11. Letter From the Deputy Secretary of Defense (Packard) to the Director of the Arms Control and Disarmament Agency (Smith)1
In response to your note of May 22nd,2 I am sorry to have to disagree with you about the testing of MIRV. I am convinced you will be in a much stronger position in your discussion with the Soviets if the MIRV testing is not discontinued. Our deployment schedule is far enough off that you will have ample time to discuss this matter at an early stage of the talks, and hopefully get a quid pro quo response from your discussion.
While we are on this subject, I am concerned at the rate of progress in approaching an opening position for these talks. I am going to encourage our people to prepare some alternate proposals with the thought that it might make more progress if a small group of us spent some time together for a discussion of the issues. A large meeting, such as we had the other day, is not conducive to progress. Furthermore, we have the problem of the serious leak which occurred from that meeting. Leaks like this could jeopardize the whole program, and should be avoided at all costs.

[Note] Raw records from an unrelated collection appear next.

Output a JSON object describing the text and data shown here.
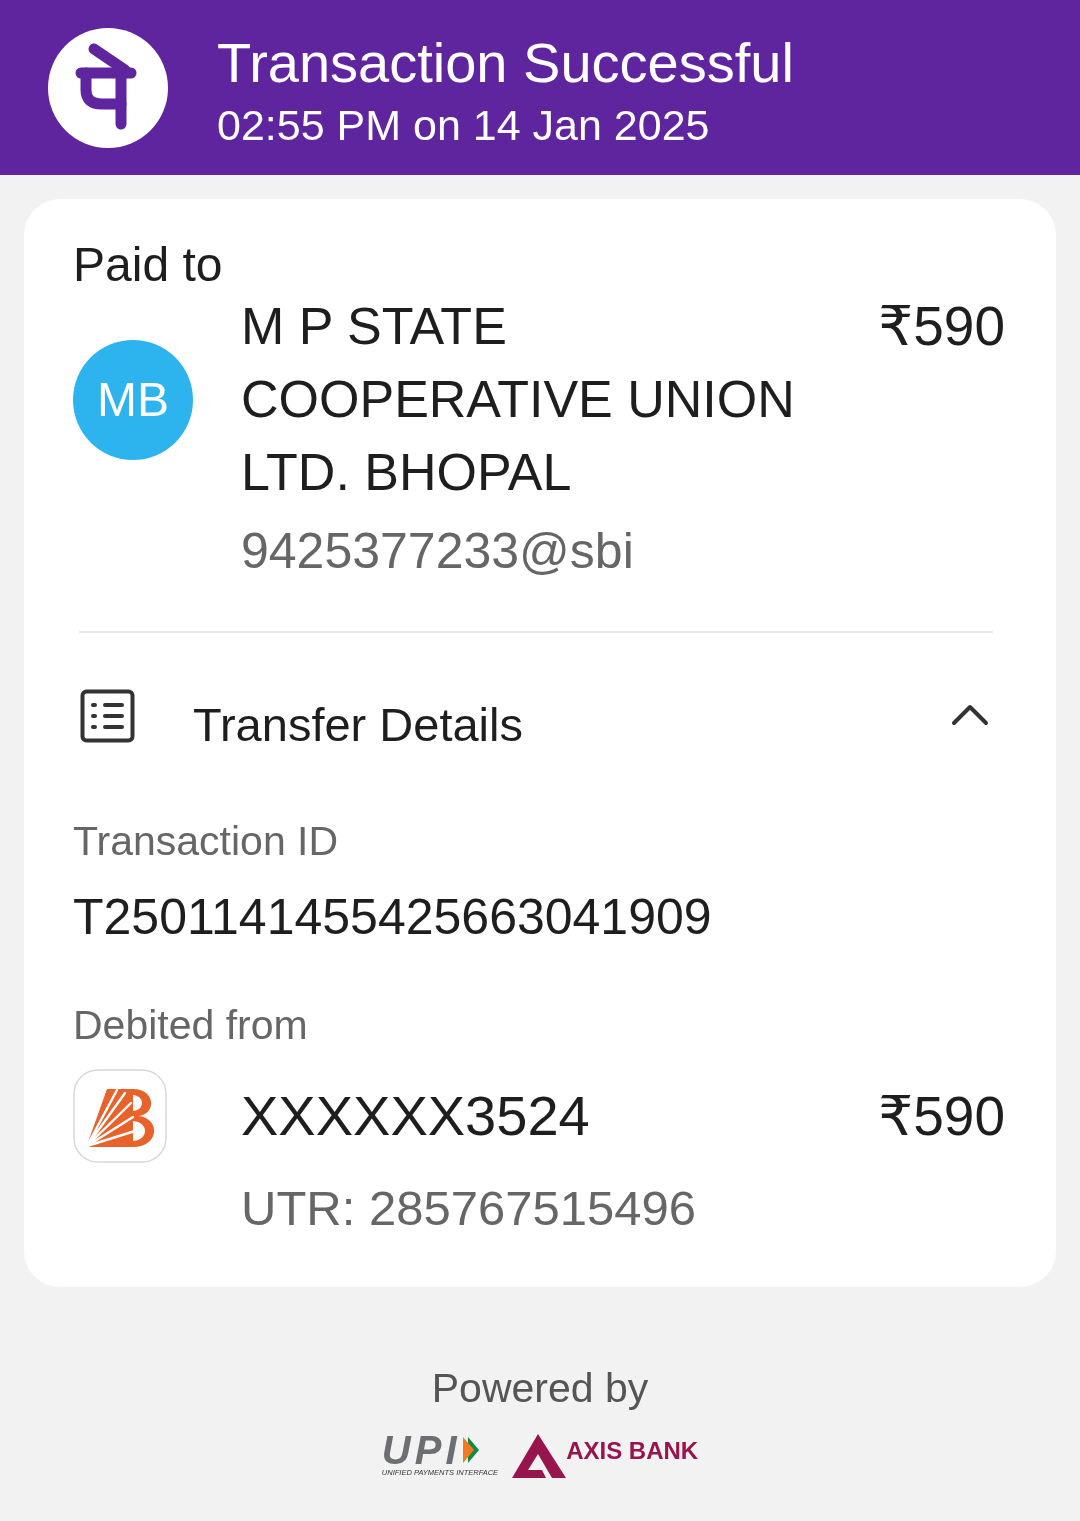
{
  "header": {
    "title": "Transaction Successful",
    "subtitle": "02:55 PM on 14 Jan 2025"
  },
  "paid_to": {
    "label": "Paid to",
    "avatar_initials": "MB",
    "name": "M P STATE COOPERATIVE UNION LTD. BHOPAL",
    "amount": "₹590",
    "upi_id": "9425377233@sbi"
  },
  "transfer_details": {
    "title": "Transfer Details",
    "expanded": true,
    "transaction_id": {
      "label": "Transaction ID",
      "value": "T2501141455425663041909"
    },
    "debited_from": {
      "label": "Debited from",
      "account": "XXXXXX3524",
      "amount": "₹590",
      "utr": "UTR: 285767515496"
    }
  },
  "footer": {
    "powered_by": "Powered by",
    "upi_logo": {
      "text": "UPI",
      "tagline": "UNIFIED PAYMENTS INTERFACE"
    },
    "bank_logo": {
      "text": "AXIS BANK"
    }
  }
}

If you have any alternate suggestions as to how I could be helpful, so that you can proceed with your very important job, I will be pleased to have you let me know.
- Source: Washington National Records Center, RG 383, ACDA Files:FRC 383–98–0089, Box 1, Director’s Files, Smith Files, Correspondence for and by Smith on MIRVs, ABM, and other Arms Control Issues, February–December 1969. Secret.↩
- In his letter to Packard, May 22, Smith wrote, “I have been thinking about the points that you made at the last NSSM 28-Steering Group meeting to the effect that our on-going MIRV program is probably the main factor in generating Soviet interest in the SALT—and that moderating the pace of MIRV testing in advance of SALT would be like playing a trump card too early in the game.” Smith agreed that MIRV was a trump but noted that “with SALT still unscheduled and MIRV testing proceeding apace, how long will Soviet interest persist—unless it is for an arrangement in which both sides MIRV their forces—an outcome which may not be of special interest to the United States.” (Ibid.)↩